The timeline for each of South Forsyth’s six senior athletes who signed scholarships Wednesday varied.
Elena Zang knew as a sophomore she wanted to play soccer at Alabama.
Griffin Landrum decided just a few weeks ago he’d play football at the Air Force Academy.
Regardless, their recruiting journeys all ended on National Signing Day, where their verbal commitments became binding in front of a crowded room at South’s Performing Arts Center.
“Honestly, it’s surreal,” Zang said. “I’ve seen it happen to other people, but I’ve never really experienced what it feels like. I was nervous at first, but then just overwhelmed with joy.”
“It’s a lot of years of hard work paying off,” Landrum said.
Indeed, the hard work paid off for Landrum, Zang, girls’ soccer players Hannah Goudy (Georgia) and Abby Nearing (Georgia College and State University), football player Dante Arnold (Guilford College) and girls’ basketball player Shelby Threlkeld (Coast Guard Academy).
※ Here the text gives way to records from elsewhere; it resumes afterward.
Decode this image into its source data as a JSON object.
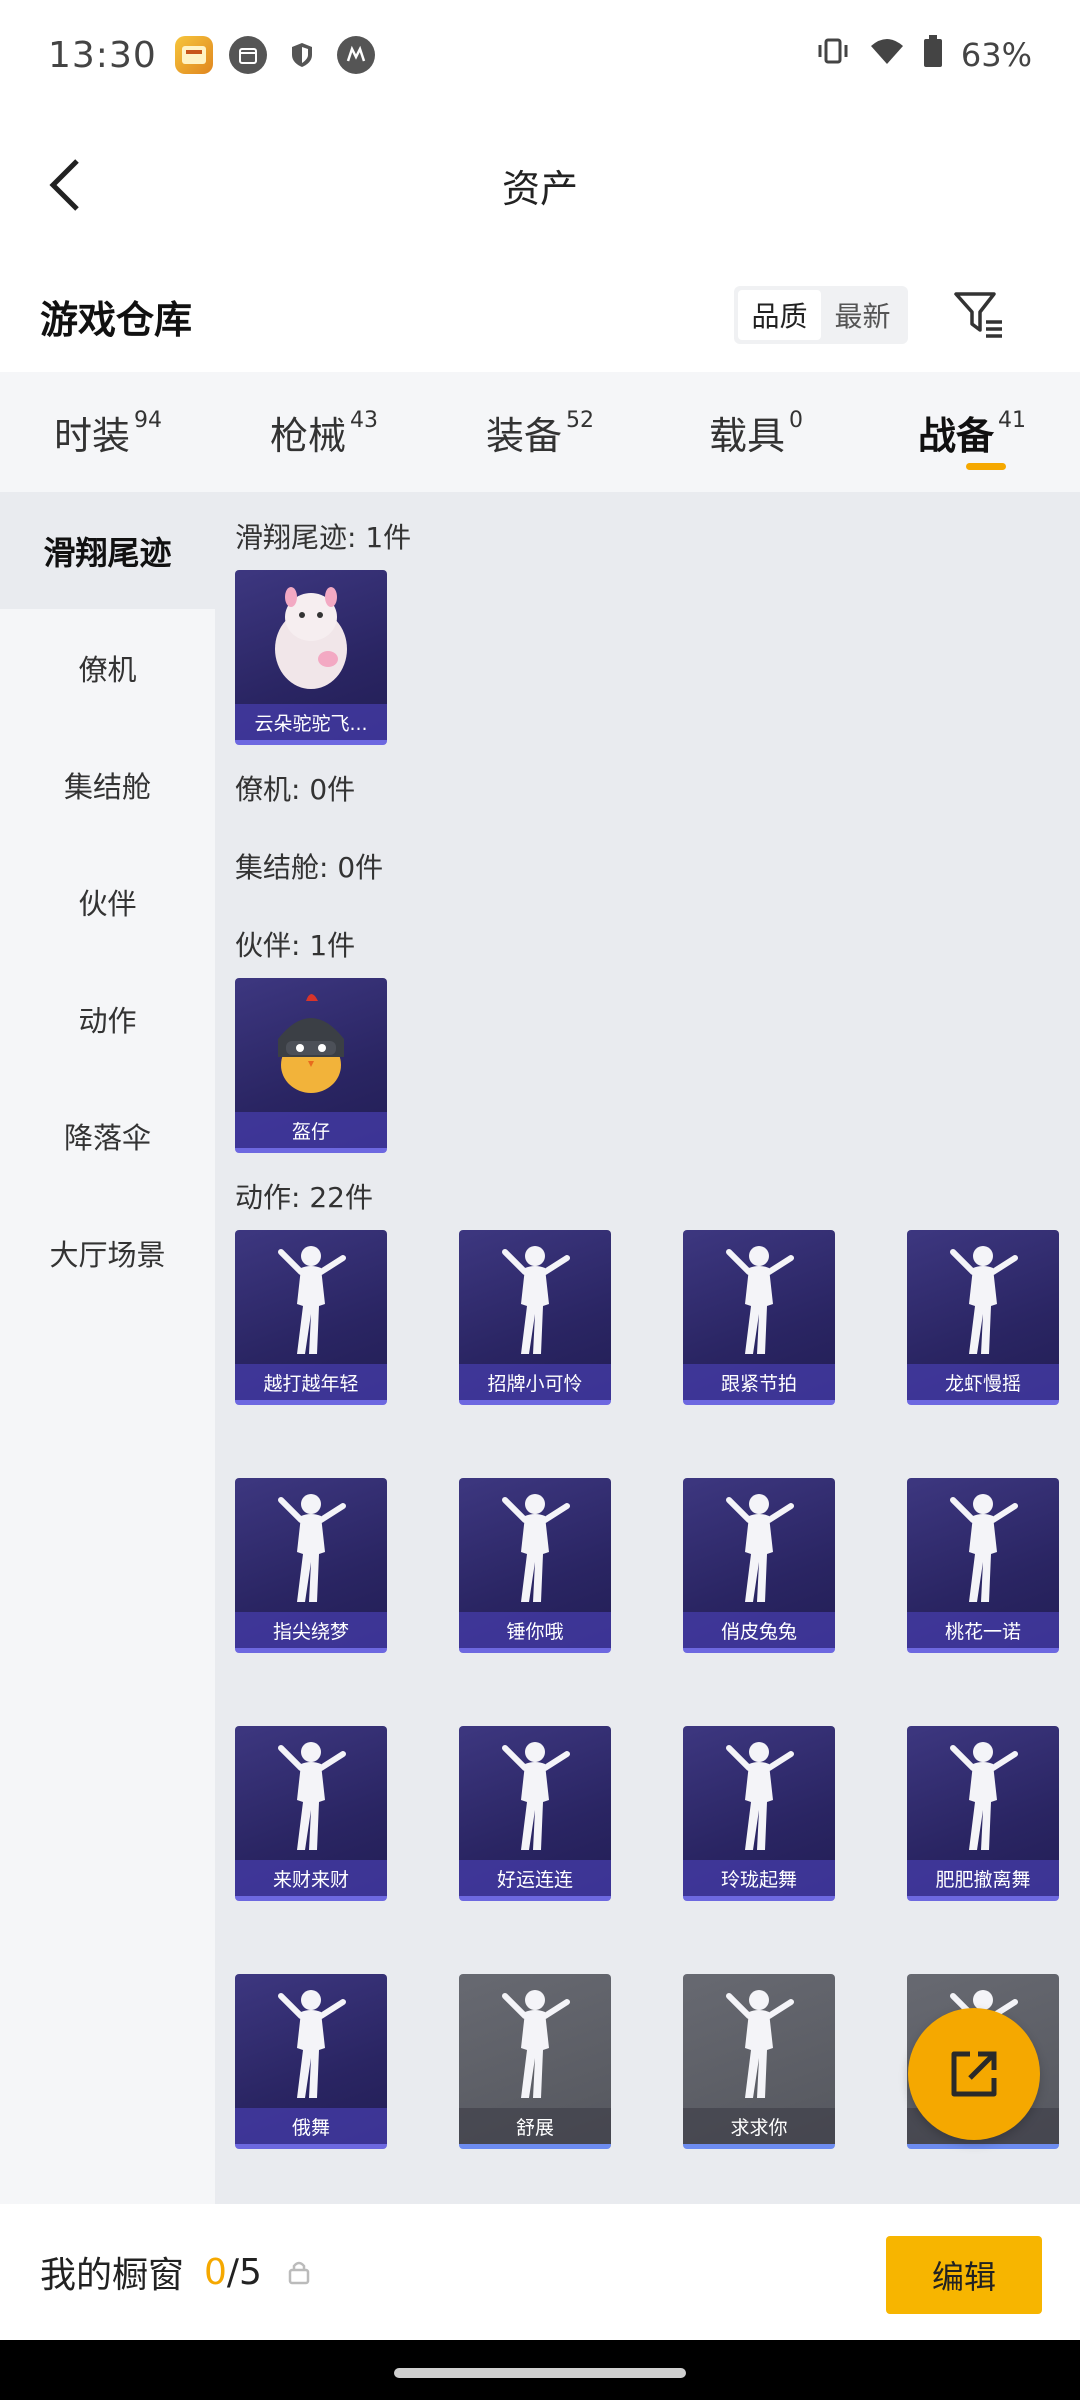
{
  "status": {
    "time": "13:30",
    "battery": "63%"
  },
  "header": {
    "title": "资产"
  },
  "warehouse": {
    "title": "游戏仓库",
    "sort_options": [
      "品质",
      "最新"
    ],
    "active_sort": "品质"
  },
  "tabs": [
    {
      "label": "时装",
      "count": "94"
    },
    {
      "label": "枪械",
      "count": "43"
    },
    {
      "label": "装备",
      "count": "52"
    },
    {
      "label": "载具",
      "count": "0"
    },
    {
      "label": "战备",
      "count": "41",
      "active": true
    }
  ],
  "side_nav": [
    {
      "label": "滑翔尾迹",
      "active": true
    },
    {
      "label": "僚机"
    },
    {
      "label": "集结舱"
    },
    {
      "label": "伙伴"
    },
    {
      "label": "动作"
    },
    {
      "label": "降落伞"
    },
    {
      "label": "大厅场景"
    }
  ],
  "sections": {
    "glide": {
      "title": "滑翔尾迹: 1件",
      "items": [
        "云朵驼驼飞..."
      ]
    },
    "wingman": {
      "title": "僚机: 0件"
    },
    "capsule": {
      "title": "集结舱: 0件"
    },
    "partner": {
      "title": "伙伴: 1件",
      "items": [
        "盔仔"
      ]
    },
    "emote": {
      "title": "动作: 22件",
      "items": [
        "越打越年轻",
        "招牌小可怜",
        "跟紧节拍",
        "龙虾慢摇",
        "指尖绕梦",
        "锤你哦",
        "俏皮兔兔",
        "桃花一诺",
        "来财来财",
        "好运连连",
        "玲珑起舞",
        "肥肥撤离舞",
        "俄舞",
        "舒展",
        "求求你",
        ""
      ]
    }
  },
  "bottom_bar": {
    "label": "我的橱窗",
    "current": "0",
    "separator_total": "/5",
    "edit_label": "编辑"
  },
  "colors": {
    "accent": "#f5a800",
    "card_bg": "#2a2563",
    "card_border": "#6d68e0"
  }
}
They each came to this moment in their own ways.
For Zang, it started the summer before her sophomore year when she committed to the Crimson Tide.
And then she had to wait. Through whatever college athletics can offer – coaching changes, etc. – Zang remained firm in her commitment to Alabama.
“I was just anxious for the time,” Zang said. “I just knew I had to keep working hard and not slack off. Just to finally have this opportunity is really amazing.”
Goudy had begun the recruiting process as a sophomore, too. Then, the goalkeeper was focused on smaller Division I schools until her junior season.
Gradually, a flurry of ACC and SEC schools contacted her, and she was thrust into the high-stakes world of college recruiting.
“It’s been so crazy,” Goudy said. “The recruiting process is stressful. To finally get it over with and be signed, it’s a great feeling.”
Goudy embraced the day. She ordered her older brother, Dylan, a former South soccer player who attends Georgia Tech, to leave his Yellow Jackets apparel home.
That, according to the laws of siblings, was merely an invitation.
“Luckily he brought a red shirt so he could change,” Goudy said.
Landrum was first offered by Air Force in the spring of his junior year. He remained uncommitted through this past summer and fall, when he led South’s offensive line that paved the way for running back Tyler LaFlamme’s breakout season and trip to the Class AAAAAA playoffs.
He finally committed Jan. 20, a few days after he and Falcons head coach Troy Calhoun were on the same plane headed back to Atlanta from Colorado Springs, Colo.
“My grandpa said if I’m going to join the Air Force I’ve got to go all out and be a general,” Landrum said.
Like the other athletes Wednesday, Landrum endured the deluge of photos with coaches and family and friends.
For the 6-foot-3, 285-pounder, it was a small price to pay.
“I’m not a fan of pictures,” Landrum said. “I didn’t get much sleep last night either. But it’s awesome. A lot of people told me how great this is. This is crazy.”